SAN FRANCISCO (Legal Newsline) - A class action lawsuit has been brought against General Motors after consumers from nine states claim its key system was defective.
The lawsuit was filed in the U.S. District Court for the Northern District of California on Monday by owners and lease-holders of GM cars who allege their key systems were prone to sudden shut-down. They also claim GM concealed for a decade.
GM is currently facing investigations by Congress and federal regulators over its alleged decade-long failure to correct faulty ignition switches on several of its major car brands.
The plaintiffs in the case, Galdina Maciel, Daniel Cortex, Cindy Wade, Zachary DeWitt, Roberta Cheraso, Demetrius Smith, Jenee Byrd, Asuhan Leyva, Jim Gresik, Barbara Ellis Steele, Maria Raygoza, Barbara Gray and Michele Bennett, purchased or leased vehicles manufactured by GM, including the 2005-2010 Chevrolet Cobalt, 2006-2007 Chevrolet HHR, 2006-2007 Pontiac Solstice, 2005-2007 Pontiac G5, 2003-2007 Saturn Ion and 2007 Saturn Sky vehicles.
Each of the defective vehicles contains a "uniformly designed ignition switch, which is substantially similar for all of the defective vehicles," according to the suit.
The 13 plaintiffs who bought and leased GM's cars in a number of states - including California, Arkansas, Georgia, Illinois, Louisiana, Missouri, Texas and Vermont - claim the key system on the vehicles is prone to fail during ordinary and foreseeable driving situations.
"GM had actual knowledge that, because of the way in which the key system was designed and integrated in the defective vehicles, the ignition switch can suddenly fail during normal operation, cutting off engine power and certain electrical systems in the cars, which, in turn, disables key vehicle components, safety features...or other vehicle functions, leaving occupants vulnerable to crashes, serious injuries and death," the complaint states.
The plaintiffs claim GM fraudulently concealed material facts regarding the scope and extent of problems with its key system, which have been linked to at least 31 crashes and 13 fatalities nationally.
The suit contends that GM knew its key system posed an "increase[ed] risk of injury or fatality" as far back as 2001 but failed to take proper steps to correct the defects, which could cause certain Chevrolet, Pontiac and Saturn cars to shut down without warning while being driven.
In addition to rendering the cars' power steering and brakes inoperable, the ignition failures caused the safety airbags to stop functioning, putting drivers at extreme risk in a collision, the suit says.
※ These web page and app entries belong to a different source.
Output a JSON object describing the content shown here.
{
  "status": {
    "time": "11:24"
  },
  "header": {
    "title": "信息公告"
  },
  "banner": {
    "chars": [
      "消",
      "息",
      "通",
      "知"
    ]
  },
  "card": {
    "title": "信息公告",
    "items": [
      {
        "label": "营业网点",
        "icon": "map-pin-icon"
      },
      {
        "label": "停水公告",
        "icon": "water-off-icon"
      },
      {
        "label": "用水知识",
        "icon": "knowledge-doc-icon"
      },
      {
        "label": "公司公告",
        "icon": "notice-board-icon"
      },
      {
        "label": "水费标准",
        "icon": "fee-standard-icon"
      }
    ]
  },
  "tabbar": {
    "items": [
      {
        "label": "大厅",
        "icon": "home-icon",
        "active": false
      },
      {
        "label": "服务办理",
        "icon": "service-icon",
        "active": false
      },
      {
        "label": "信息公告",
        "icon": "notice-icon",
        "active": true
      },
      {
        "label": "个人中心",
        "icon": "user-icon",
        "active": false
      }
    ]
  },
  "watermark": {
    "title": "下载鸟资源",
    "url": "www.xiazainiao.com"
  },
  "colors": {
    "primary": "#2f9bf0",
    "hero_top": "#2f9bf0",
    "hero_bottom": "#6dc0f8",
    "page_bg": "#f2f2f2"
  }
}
GM has publicly admitted that its keys could inadvertently slip out of the "run" position with the car's engine on, according to a press release by Grant & Eisenhofer.
The company is in the midst of a recall involving some 1.6 million vehicles.
The plaintiffs claim GM was fully aware that the problems extended beyond just the ignition switch mechanism that has been the focus of the recall.
"It is tremendously disappointing that General Motors, which was bailed out by U.S. consumers during the financial crisis, has been carrying on the most egregious and far-reaching cover-up in automotive history because it didn't want to assume the costs of fixing cars it knew to be dangerously defective," said Adam Levitt, one of the lawyers representing the plaintiffs group, in a press release.
The plaintiffs are asking the court to compel the company to undertake a full repair and overhaul of the affected key systems so that all defective vehicles can have their value restored.
The plaintiffs are seeking for the court to certify the action as a class action; enjoin GM from continuing its unfair business practices; and compensatory and punitive damages.
Among the lawyers participating in the action are Edward D. "Chip" Robertson, Jr., who served as Chief Justice of the Missouri Supreme Court, along with Sharon L. Potter, a former U.S. Attorney for the Northern District of West Virginia.
Other attorneys participating in the action are Roland Tellis, Mark Pifko and Isaac Miller of Baron and Budd; John E. Tangren of Grant & Eisenhofer; Lance Cooper of the Cooper Firm; Scott B. Cooper of the Cooper Law Firm; Cale H. Conley, Ranse M. Partin and Andrew T. Tennille III of Conley Griggs Partin; James R. Bartimus of Bartimus, Frickleton, Robertson & Goza; Mark DiCello and Robert F. DiCello of the DiCello Law Firm; Joseph J. Siprut of Siprut PC; Niall A. Paul and Nathan B. Atkinson of Spilman Thomas Battle; and Guy R. Bucci, Timothy C. Bailey and Lee Javins of Bucci Bailey & Javins.
The case has been assigned to District Judge Jeffrey S. White.
U.S. District Court for the Northern District of California case number: 3:14-cv-01339
From Legal Newsline: Kyla Asbury can be reached at firstname.lastname@example.org.